“After a working life spent in a great museum, the time had come for me to escape into the open air. I spent years handling fossils of extinct animals; now, the inner naturalist needed to touch living animals and plants.”
~ from The Wood for the Trees: One Man’s Long View of Nature by Richard Fortey, November 2017
Richard Fortey has spent his life working with the bones and imprints of long-dead animals and plants. When he finally retires to the countryside, he finds his inner naturalist and starts exploring the woods around his new home. This book is the result of that exploration.
Each chapter follows one month of the year and works as a compilation of his observations. It’s like a year in the life of trees (and everything else that lives under the trees). I love the format of this book, how it follows the changes in Fortey’s home in the woods, how he pays attention to the tiny details of nature. There’s also lots of black-and-white images to back up his descriptions, making this feel like a scrapbook of sorts, documenting this corner of the world in both text and pictures.
In England, in Oxfordshire, in the Chiltern Hills, in Lambridge Wood, is the little part of forest called Grim’s Dyke Wood. Think Walden, only British. Fortey talks about the trees almost as if they are people:

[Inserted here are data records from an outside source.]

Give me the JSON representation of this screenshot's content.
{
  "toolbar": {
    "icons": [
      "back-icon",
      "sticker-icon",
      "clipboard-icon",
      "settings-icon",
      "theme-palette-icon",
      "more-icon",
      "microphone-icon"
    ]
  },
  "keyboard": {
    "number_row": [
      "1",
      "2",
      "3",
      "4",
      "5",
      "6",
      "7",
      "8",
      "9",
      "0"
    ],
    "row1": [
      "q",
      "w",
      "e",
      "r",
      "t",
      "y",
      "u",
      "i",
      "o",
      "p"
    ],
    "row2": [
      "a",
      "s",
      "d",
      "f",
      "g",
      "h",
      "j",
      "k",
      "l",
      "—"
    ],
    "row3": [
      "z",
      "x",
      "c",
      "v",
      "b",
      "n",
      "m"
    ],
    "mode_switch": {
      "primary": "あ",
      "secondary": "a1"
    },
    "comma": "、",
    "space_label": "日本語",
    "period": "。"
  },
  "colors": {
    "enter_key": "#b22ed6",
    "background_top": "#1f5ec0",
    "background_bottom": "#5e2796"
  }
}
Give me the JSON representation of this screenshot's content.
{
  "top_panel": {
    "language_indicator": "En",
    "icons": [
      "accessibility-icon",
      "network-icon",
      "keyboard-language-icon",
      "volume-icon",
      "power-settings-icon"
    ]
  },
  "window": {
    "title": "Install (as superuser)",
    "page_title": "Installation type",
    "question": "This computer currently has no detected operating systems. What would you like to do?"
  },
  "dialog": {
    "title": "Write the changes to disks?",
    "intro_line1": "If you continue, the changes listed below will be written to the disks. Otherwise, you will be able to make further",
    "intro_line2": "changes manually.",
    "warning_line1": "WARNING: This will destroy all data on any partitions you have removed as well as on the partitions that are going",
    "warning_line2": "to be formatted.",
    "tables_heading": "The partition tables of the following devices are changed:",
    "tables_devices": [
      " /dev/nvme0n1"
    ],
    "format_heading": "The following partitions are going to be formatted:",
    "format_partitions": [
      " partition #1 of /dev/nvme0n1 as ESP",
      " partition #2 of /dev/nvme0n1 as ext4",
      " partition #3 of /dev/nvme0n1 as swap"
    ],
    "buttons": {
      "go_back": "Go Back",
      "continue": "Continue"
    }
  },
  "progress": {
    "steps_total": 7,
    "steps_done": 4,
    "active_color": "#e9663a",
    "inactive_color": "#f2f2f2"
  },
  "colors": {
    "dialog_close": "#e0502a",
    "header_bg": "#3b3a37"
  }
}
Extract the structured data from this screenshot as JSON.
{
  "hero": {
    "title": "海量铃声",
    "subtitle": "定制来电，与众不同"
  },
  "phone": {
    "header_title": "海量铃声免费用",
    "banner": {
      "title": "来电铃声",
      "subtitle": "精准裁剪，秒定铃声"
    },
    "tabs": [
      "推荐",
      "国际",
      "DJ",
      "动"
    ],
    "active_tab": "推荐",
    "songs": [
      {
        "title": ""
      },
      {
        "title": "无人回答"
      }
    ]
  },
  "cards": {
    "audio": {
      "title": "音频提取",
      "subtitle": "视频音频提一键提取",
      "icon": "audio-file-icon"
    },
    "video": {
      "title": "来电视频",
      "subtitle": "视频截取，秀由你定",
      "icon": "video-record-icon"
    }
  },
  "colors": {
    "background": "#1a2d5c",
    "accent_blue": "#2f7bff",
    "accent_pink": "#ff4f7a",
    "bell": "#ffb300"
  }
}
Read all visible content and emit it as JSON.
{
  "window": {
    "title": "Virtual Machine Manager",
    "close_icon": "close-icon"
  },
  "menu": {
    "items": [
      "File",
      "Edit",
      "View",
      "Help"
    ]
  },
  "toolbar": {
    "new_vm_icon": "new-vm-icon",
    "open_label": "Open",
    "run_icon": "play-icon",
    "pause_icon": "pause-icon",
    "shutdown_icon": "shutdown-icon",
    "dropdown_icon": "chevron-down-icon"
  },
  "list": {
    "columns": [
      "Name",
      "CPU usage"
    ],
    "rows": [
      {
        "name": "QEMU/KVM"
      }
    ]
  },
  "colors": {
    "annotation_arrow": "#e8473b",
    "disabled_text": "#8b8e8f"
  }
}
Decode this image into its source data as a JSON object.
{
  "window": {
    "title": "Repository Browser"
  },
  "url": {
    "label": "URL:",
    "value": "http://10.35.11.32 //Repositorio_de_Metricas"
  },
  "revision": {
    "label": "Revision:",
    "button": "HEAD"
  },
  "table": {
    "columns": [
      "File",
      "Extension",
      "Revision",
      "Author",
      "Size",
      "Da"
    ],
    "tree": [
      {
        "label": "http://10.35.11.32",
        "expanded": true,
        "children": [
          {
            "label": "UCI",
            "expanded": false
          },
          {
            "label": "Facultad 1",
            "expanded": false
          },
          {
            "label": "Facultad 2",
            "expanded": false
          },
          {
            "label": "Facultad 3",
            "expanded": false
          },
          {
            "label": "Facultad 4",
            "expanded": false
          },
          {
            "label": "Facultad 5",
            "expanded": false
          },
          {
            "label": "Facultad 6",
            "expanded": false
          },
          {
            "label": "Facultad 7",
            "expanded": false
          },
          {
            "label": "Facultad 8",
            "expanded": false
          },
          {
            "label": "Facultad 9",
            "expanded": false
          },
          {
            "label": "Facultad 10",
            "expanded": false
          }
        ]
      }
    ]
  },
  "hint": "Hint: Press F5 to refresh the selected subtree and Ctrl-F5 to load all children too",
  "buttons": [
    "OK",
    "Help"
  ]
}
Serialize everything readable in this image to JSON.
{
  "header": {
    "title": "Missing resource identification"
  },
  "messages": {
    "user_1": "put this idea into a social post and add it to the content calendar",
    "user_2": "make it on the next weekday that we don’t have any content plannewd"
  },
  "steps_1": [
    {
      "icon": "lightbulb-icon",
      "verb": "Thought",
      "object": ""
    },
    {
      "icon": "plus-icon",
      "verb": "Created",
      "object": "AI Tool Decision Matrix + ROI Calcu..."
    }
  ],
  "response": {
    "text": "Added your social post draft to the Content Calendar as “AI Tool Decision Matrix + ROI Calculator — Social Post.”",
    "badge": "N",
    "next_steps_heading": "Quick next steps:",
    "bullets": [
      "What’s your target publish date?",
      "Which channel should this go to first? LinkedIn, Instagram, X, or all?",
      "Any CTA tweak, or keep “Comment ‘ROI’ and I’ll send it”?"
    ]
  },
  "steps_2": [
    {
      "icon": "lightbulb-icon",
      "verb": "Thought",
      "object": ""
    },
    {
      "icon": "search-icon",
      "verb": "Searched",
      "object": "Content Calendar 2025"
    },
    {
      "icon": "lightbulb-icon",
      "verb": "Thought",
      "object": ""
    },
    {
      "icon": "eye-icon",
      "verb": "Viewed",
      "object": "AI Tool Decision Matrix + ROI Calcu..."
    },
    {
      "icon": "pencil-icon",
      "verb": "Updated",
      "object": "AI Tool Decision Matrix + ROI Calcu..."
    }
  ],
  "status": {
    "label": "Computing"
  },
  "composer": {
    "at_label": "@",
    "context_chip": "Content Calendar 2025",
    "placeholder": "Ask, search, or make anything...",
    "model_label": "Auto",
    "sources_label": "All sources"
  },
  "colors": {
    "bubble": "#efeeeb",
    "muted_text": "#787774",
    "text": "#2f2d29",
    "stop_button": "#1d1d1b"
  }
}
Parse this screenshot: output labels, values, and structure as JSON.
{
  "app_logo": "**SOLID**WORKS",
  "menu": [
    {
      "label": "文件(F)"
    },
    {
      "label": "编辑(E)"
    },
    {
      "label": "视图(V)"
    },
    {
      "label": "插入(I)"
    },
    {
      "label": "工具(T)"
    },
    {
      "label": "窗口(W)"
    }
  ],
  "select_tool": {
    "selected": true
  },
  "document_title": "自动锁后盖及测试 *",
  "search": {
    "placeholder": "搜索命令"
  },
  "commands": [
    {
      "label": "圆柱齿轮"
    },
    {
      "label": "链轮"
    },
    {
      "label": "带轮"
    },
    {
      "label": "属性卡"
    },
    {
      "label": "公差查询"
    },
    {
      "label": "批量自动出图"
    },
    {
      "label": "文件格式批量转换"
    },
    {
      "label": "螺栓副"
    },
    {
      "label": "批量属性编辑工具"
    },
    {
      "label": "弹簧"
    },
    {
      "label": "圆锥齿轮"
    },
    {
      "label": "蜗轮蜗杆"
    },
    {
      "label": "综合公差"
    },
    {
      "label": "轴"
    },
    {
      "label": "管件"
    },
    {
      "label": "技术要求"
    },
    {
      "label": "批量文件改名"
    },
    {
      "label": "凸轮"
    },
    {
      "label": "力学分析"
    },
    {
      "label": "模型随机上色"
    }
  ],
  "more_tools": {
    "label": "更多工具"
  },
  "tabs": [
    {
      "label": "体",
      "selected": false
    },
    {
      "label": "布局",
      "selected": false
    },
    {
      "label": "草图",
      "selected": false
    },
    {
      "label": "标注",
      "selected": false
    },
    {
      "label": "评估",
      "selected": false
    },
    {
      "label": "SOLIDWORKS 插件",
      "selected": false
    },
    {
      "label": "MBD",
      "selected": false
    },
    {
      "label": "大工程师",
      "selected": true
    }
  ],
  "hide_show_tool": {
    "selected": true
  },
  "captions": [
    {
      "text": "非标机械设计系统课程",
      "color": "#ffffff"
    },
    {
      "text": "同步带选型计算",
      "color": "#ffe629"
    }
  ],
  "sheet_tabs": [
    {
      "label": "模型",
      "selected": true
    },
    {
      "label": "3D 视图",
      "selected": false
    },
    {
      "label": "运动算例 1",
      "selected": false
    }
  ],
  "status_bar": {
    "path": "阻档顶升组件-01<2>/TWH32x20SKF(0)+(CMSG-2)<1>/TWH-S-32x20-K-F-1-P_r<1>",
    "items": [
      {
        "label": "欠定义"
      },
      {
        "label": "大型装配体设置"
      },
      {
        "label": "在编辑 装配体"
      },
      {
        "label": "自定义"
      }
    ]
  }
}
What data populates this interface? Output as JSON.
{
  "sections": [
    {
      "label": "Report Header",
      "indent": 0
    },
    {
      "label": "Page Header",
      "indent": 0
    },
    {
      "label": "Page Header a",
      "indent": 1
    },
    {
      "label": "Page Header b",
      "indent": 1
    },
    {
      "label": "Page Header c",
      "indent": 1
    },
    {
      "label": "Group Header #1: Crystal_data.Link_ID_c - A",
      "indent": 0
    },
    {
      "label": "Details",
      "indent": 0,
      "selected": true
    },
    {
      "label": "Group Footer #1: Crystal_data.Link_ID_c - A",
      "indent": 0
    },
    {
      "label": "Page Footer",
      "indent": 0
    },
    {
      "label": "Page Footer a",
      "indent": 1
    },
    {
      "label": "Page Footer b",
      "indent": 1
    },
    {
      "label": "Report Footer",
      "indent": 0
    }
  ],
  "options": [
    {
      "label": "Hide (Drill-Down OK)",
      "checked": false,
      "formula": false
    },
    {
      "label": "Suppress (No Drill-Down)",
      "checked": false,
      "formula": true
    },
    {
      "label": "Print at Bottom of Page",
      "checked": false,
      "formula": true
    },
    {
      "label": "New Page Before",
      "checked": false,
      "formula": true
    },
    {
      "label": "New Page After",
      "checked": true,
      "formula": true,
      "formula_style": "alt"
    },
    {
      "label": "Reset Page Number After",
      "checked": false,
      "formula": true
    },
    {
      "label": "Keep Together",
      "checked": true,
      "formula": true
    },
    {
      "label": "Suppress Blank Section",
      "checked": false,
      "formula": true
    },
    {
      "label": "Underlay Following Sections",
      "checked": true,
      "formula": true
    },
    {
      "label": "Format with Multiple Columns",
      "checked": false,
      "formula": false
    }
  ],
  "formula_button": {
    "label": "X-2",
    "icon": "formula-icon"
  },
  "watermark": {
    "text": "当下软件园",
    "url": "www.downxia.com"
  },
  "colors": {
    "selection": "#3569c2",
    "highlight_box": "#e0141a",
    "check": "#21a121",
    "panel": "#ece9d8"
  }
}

“Some trees stand close together, like a pair of friends huddling in mutual support. Others are almost solitary, rearing away from their fellows in the midst of a clearing” (7).
It is descriptions like this that make The Wood for the Trees a cozy read, the kind of book you take with you on an early autumn day to the riverside (perhaps the Thames?) with a blanket and a carafe of hot cider.
My favorite part is the description of the “sea of bluebells. The whole forest floor beyond is coloured by thousands upon thousands of flowers . . . like the yachted water in a Dufy painting” (8).
Fortey lives in the woods which has now been divided among different people; they call themselves the woodies, people who care for the woods. And this is what I find most interesting in Fortey’s project: understandingthe intersection of people and nature in this particular plot of land. Most of the time he stands in the background observing the plants and animals he notices, but interspersed are his observations of people, especially how they have changed the local environment over the years.
In a way, this book is a kind of chronicle of people changing the woods, or perhaps in Forety’s case, being changed by the woods. This takes the book from being a simple nature journal to a big picture exploration of the environment and how people influence the world they live in.
Ultimately though, this is an upbeat read if you enjoy imagining the flora and fauna of the British countryside, if like me, you’re sitting under a gloomy Midwestern sky at the beginning of winter. Perhaps not necessarily a speedy book, but if you like to take it slow and meditate on the simple things, this might be the book for you.
Thank you to Vintage Books for providing a copy of The Wood for the Trees for review. If you would like to purchase a copy, visit Penguin Random House.